When Denise Eger assumes the leadership of this region’s local rabbinic association, she’ll be making history — twice over.
On May 11, Eger will become not only the first woman to lead the Board of Rabbis of Southern California — one of the nation’s largest rabbinic boards — but also the board’s first openly gay or lesbian president.
Eger, 49, serves as the rabbi of West Hollywood’s gay-and-lesbian-oriented Reform synagogue, Congregation Kol Ami, and has been active on the local board of rabbis for more than a decade. She also has been outspoken on issues of gay and lesbian rights in the Jewish community and beyond — most recently fighting against Proposition 8, California’s anti-gay marriage ballot initiative.
Eger’s ascension to the presidency is a milestone for the 72-year-old association, whose members include Reform, Conservative, Reconstructionist and Orthodox rabbis.
“It’s a remarkable development,” said longtime Jewish communal observer Gerald Bubis, founding director of the School of Jewish Communal Service at Hebrew Union College — Jewish Institute of Religion. “It shows everybody’s maturity in the process that a person who happens to be a woman and happens to be a lesbian would become president.”
The board’s presidency rotates every two years between the movements. Having served as a vice president for the Reform movement for the past six years, Eger is next in line to lead the professional association. A past president of the board, Yosef Kanefsky — a left-leaning Modern Orthodox rabbi — served as chair of the nominating committee. Eger’s election was secured March 17, when the board’s membership vetted her nomination.
Eger is not the first gay or lesbian leader of a North American board of rabbis. The Board of Rabbis of Northern California, which includes San Francisco, has an openly gay president, Allen Bennett.
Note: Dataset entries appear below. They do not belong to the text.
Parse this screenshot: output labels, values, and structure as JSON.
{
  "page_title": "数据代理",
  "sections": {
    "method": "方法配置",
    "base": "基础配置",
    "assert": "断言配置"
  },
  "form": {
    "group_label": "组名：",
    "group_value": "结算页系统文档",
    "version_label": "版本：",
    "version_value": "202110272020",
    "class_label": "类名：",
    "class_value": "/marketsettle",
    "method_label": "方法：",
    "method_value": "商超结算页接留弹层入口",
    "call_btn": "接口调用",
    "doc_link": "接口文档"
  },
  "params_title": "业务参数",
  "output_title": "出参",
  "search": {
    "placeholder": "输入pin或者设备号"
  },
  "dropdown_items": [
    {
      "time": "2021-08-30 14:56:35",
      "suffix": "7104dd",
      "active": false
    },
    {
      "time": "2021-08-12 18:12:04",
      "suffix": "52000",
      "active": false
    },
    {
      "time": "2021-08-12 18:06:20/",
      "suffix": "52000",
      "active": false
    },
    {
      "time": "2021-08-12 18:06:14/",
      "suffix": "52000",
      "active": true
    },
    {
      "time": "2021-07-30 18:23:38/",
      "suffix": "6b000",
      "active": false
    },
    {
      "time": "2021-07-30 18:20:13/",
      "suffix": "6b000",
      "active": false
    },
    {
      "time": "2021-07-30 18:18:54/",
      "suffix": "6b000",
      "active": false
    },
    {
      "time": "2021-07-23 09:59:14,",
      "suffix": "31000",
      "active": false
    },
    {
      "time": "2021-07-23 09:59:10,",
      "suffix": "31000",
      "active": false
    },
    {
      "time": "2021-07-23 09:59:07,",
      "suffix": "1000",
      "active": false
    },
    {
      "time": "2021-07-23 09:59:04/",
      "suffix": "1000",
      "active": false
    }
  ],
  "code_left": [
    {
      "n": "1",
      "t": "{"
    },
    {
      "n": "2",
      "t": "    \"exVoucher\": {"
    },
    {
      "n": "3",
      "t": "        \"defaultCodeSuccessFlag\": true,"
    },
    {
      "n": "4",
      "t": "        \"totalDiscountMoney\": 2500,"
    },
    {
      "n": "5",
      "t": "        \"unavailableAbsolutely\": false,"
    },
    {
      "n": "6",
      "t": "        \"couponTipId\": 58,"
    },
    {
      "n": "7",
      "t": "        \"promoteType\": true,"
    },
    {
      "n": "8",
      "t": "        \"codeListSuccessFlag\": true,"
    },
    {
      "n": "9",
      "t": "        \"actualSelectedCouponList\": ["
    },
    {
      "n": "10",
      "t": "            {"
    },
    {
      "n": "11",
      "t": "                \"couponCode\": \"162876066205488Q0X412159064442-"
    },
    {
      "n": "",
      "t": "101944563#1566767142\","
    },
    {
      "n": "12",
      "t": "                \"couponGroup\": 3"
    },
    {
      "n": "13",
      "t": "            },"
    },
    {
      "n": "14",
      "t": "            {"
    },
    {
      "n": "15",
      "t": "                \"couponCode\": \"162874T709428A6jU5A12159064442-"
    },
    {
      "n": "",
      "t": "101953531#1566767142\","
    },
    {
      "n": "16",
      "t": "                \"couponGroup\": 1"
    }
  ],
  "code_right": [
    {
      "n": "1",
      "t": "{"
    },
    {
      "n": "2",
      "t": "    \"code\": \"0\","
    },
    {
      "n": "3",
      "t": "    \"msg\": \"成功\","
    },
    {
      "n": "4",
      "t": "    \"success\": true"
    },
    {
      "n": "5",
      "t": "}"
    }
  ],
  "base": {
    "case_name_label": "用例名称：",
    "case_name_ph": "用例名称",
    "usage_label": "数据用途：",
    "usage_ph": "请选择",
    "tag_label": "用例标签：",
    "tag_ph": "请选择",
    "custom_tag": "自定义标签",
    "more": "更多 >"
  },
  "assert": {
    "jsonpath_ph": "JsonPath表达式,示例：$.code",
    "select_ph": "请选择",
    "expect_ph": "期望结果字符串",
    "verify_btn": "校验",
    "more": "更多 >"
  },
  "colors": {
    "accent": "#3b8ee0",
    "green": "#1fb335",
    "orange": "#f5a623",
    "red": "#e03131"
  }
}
In an interview with the Forward, Eger said that her ascension to the presidency has profound personal significance. Back in 1992, she explained, when she founded Congregation Kol Ami, an Orthodox rabbi who then served as president of the rabbinic board made disparaging comments about her in a local Jewish newspaper. In the intervening years, Eger has worked to forge better relationships between colleagues from the different movements — despite sharp ideological differences — and has committed herself to interfaith outreach work.
“I’ve really just tried to do my work and serve the Jewish community,” she said. “Now, to be able to be president of the board of rabbis, I think, speaks to the work I’ve done building bridges.”
While rabbinic boards are meant to promote collegiality among rabbis from the different movements, Orthodox participation has waned in recent decades. Southern California’s board of rabbis today counts fewer than two-dozen Orthodox members, out of a total membership of more than 300, according to the board’s executive vice president, Mark Diamond. Of the major urban Jewish population centers, only New York’s 800-member board of rabbis has maintained equal representation among Orthodox, Reform and Conservative rabbis.
Observers say that the shift can be attributed to the rightward drift of Orthodoxy, as well as to the increasingly leftward leanings of the Reform and Conservative movements.Orthodox Judaism forbids homosexual behavior as well as female rabbinic ordination.
Still, some leaders of Southern California’s board of rabbis said they did not think that Eger’s presidency would deter more Orthodox rabbis from joining. “The Orthodox rabbis who have not joined have sadly voted with their feet, and I don’t think the first female or first lesbian president of our board is going to change anything,” Diamond said.
For their part, Orthodox rabbis who do count themselves as members of their local rabbinic associations said that they participate because promoting unity is more important than agreeing on matters of Jewish law. “For me, the klal yisrael piece trumps the ideological factor,” said Michael Balinsky, an Orthodox rabbi who serves as executive vice president of the Chicago Board of Rabbis, referring to the notion of unity between all Jews.
The Chicago Board of Rabbis, which counts roughly 200 members, first had a woman president dating back at least six years, according to Balinsky.
Daniel Bouskila, rabbi of Sephardic Temple Tifereth Israel, a Los Angeles Modern Orthodox synagogue, noted that an Orthodox rabbi would have just as many ideological differences with a male heterosexual rabbi from the Reconstructionist or Reform movement as with a lesbian rabbi. “This is not a red line that’s being crossed,” said Bouskila, who also serves as a vice president of the Board of Rabbis of Southern California.
If anything, the board’s Orthodox representation will only increase under Eger’s watch, according to Diamond. “I cannot think of a colleague at the board more committed to other rabbis, and more committed to the klal yisrael work we do,” he said of the incoming president.
Contact Rebecca Spence at firstname.lastname@example.org .